5. This seems painfully obvious, but then again, its rarely done:  Segment based on actual customer objectives.   This one is difficult and takes account-specific research to determine who fits where.  So we tend to just assume that all companies in an industry, experiencing the same pressures (you know, the slide that says “Increased competition, Decreasing customer loyalty / ease of switching, regulation and/or deregulation, growing complexity of IT environment..”) must have the same objectives.  But in fact, some are looking to get bought, some want to grow internationally, some want to raise revenue from existing customers, while other are focused on boosting profitability.

Most companies also under-utilize the insights that segmentation provies.  Next time we’ll explore the uses of segment characteristics in various parts of your organization.

Comment and share some innovative segmentation criteria you’ve seen used by BtoB companies.

It was great to be speaking to a room full of entrepreneurs last Thursday at the TechCoire panel, Strategies to Drive Revenue in a Recession.   Gopan Madathil masterfully organized the event.  The big takeaways form our panelists (Igor Shoifot of Fotki, Rajat Paharia of Bunchball, and Vadim Rosenberg of CA) for generating revenue in this economy:

  • Listen more carefully than ever to customer requests and use them to create new revenue-generation initiatives
  • Look at the ideas you’ve accumulated but never executed. This might be the time to finally try a few.
  • Don’t walk away from customers who like what you’re offering but don’t have the budget.  Instead get creative about restructuring the deal – change payment terms, deliver in phases, start with smaller volumes, etc.
  • Always be on the lookout to great sales people – those who know how to connect and build rapport with customers.
  • MOST IMPORTANTLY: Revenue generation is the top priority for just about any company right now.  Resuscitate stalled deals and accelerate the close by showing how you can help customer sell more.

Got more ideas for driving revenue while everyone clutches their wallet ?  Comment!

Companies used to selling products struggle to shift to “solution selling”.   There are lots of obstacles – product-oriented habits,  the never-ending argument of “what’s a solution, anyway?” (more on that in a future post), sales reluctance to adopt new techniques, etc.    Before we put the big strategy and sales kickoff program in place to “transform Sales”, however, lets first look upstream at marketing.

As any sales approach, solution selling starts with customer-relevant content, programs, and ultimately (we hope)  leads.  All supplied by marketing.   In this case, by Solution Marketing.   Understanding how its different from product marketing can pave the way to a smoother transition and solution selling success.

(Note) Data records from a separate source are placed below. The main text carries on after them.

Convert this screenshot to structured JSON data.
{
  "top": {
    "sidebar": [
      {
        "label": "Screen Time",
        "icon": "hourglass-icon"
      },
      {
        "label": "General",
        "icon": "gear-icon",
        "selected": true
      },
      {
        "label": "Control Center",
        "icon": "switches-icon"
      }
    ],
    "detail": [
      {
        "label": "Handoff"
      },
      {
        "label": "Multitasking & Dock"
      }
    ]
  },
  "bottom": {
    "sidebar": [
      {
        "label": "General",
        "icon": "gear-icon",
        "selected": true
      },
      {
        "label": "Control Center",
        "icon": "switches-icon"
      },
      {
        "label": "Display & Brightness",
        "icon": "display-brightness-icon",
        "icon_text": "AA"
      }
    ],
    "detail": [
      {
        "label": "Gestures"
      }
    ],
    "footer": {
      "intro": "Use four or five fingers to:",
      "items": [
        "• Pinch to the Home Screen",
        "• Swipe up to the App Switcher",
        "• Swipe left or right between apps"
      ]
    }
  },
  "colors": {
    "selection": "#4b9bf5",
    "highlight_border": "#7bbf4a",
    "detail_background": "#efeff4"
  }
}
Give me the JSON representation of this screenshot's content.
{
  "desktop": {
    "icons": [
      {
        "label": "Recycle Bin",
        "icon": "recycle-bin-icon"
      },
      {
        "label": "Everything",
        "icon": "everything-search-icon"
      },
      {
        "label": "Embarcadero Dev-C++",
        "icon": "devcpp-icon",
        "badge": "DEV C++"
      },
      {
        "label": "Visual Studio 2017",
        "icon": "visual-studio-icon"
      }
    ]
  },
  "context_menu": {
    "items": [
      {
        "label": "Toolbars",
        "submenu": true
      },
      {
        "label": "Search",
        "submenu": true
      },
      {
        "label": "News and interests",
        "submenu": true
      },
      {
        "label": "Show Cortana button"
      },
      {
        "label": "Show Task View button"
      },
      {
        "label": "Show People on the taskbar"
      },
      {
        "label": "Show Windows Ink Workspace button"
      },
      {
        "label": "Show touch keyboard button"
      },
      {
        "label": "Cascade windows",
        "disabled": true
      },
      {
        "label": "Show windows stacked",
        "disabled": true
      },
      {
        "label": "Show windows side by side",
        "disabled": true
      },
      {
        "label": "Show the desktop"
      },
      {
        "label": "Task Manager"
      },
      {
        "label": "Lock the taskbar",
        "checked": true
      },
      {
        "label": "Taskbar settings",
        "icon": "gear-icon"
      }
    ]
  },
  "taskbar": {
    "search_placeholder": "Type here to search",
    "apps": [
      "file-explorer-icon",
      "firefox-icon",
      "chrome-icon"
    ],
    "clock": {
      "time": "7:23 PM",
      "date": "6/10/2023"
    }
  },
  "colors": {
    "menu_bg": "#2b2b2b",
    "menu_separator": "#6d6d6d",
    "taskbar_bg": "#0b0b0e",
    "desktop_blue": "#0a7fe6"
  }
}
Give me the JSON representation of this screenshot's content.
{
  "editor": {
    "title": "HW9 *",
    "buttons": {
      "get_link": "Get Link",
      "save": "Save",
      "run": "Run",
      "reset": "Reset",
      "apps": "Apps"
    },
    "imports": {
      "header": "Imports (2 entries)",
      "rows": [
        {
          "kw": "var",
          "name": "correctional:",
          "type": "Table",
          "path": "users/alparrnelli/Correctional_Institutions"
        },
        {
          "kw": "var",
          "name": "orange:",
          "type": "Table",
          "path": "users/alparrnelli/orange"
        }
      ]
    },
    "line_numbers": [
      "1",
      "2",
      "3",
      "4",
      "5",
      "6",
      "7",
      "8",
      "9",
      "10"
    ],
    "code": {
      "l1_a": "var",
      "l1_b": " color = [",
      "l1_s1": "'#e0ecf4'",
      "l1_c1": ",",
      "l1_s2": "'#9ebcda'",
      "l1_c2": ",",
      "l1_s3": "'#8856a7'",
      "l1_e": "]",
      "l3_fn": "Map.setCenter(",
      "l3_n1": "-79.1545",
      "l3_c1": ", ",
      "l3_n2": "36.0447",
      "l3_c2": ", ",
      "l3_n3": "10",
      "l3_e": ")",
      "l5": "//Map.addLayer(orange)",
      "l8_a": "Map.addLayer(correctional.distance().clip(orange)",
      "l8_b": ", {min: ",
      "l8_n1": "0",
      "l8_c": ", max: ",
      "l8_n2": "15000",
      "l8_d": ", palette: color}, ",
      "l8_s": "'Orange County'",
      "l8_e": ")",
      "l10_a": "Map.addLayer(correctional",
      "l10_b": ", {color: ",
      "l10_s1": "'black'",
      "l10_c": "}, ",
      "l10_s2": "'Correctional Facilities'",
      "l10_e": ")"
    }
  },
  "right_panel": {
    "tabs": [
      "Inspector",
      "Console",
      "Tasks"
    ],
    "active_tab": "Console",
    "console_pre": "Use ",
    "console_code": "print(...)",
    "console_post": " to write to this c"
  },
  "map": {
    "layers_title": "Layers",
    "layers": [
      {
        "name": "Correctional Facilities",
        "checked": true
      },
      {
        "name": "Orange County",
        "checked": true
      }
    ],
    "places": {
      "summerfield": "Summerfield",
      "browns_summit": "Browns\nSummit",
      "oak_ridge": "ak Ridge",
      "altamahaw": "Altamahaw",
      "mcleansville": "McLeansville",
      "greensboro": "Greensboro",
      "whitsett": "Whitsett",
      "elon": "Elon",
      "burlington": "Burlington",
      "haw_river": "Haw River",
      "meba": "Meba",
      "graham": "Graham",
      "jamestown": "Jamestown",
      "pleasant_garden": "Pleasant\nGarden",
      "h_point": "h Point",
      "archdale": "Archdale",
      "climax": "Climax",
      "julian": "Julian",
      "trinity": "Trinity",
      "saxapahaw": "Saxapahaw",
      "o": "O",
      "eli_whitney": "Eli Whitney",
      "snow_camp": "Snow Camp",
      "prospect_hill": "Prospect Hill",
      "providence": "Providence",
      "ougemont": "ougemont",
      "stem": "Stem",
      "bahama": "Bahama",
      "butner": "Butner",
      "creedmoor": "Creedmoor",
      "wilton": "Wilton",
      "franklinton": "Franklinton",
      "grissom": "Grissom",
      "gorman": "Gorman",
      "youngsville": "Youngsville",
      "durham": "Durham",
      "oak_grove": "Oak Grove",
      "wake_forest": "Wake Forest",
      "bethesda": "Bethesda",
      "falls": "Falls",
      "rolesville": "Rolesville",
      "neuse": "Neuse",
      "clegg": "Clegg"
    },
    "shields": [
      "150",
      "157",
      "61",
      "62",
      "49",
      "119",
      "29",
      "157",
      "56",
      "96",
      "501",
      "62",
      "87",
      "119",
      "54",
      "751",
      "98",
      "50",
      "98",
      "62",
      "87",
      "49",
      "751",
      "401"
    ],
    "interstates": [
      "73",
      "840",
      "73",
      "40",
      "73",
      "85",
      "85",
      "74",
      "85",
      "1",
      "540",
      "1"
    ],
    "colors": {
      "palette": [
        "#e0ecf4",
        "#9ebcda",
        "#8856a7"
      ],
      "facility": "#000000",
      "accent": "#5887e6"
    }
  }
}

Solutions Marketing is about shifting your perspective and context. A solutions approach to marketing places your offerings within the context of the customers’ broader situation and needs.   It starts with the customer and their desired outcomes, instead of with you and your products. (Note – their objective is NOT to buy a product.)   Focusing on the customer’s broader context means solution marketing can encompass aspects of the customer’s needs that your own product or service may not solve.  The value prop IS the customer’s desired outcome, not your product’s superiority.

Let’s be really clear – “Solution Selling” and “Solution Marketing” are not the same as actually selling and marketing solutions. They are approaches to how your customers become aware of, learn about, interact with, and commit to your business. They don’t require that you actually offer a complete solution – only that you understand the role you play in helping customers achieve their objectives.

Ultimately, solutions marketing must support solution selling. That means giving sales reps and channel partners the knowledge and tools they need to carry the customer-centric view through the entire sales process and beyond.